● What is expected: Each line below that includes the word "background" is to be reported.

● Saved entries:
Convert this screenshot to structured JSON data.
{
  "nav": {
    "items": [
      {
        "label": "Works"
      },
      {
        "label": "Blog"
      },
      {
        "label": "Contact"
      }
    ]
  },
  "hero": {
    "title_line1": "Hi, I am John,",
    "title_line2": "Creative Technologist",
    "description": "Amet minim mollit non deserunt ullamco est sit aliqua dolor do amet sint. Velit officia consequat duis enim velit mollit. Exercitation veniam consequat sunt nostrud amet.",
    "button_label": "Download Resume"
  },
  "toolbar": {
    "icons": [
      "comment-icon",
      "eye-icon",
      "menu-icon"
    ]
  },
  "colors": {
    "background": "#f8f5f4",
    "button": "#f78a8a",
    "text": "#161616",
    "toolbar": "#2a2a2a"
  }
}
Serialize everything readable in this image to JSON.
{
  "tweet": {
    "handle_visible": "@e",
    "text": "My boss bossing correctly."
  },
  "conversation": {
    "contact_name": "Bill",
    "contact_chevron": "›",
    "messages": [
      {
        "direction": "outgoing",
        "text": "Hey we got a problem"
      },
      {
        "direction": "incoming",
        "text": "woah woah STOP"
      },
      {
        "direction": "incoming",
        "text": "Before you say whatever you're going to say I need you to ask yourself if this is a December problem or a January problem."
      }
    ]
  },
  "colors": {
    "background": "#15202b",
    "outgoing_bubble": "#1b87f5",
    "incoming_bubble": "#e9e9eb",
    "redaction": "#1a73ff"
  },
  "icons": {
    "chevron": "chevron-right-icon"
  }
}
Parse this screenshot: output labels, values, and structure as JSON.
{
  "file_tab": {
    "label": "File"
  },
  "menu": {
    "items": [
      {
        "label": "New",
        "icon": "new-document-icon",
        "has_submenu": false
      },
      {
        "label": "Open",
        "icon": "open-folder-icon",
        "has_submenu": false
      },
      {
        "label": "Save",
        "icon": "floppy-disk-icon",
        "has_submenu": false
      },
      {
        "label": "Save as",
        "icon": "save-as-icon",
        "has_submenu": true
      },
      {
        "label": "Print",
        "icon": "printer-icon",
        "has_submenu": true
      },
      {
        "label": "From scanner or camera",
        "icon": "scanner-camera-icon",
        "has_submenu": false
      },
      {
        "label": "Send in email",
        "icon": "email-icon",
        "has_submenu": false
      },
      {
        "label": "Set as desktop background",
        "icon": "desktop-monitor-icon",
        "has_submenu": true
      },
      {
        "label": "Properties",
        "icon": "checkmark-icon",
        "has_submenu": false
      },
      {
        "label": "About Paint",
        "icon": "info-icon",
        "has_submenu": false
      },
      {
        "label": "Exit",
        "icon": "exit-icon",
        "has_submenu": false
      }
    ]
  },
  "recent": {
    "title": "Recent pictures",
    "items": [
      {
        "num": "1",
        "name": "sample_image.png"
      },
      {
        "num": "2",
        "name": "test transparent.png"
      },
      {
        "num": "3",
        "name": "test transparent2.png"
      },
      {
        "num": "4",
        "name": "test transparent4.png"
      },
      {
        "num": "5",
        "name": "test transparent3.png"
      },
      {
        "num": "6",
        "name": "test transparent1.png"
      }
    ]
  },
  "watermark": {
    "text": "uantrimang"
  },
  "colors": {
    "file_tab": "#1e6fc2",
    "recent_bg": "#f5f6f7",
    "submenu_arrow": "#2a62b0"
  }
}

● Answer box:
    "background": "#f8f5f4",
    "background": "#15202b",
        "label": "Set as desktop background",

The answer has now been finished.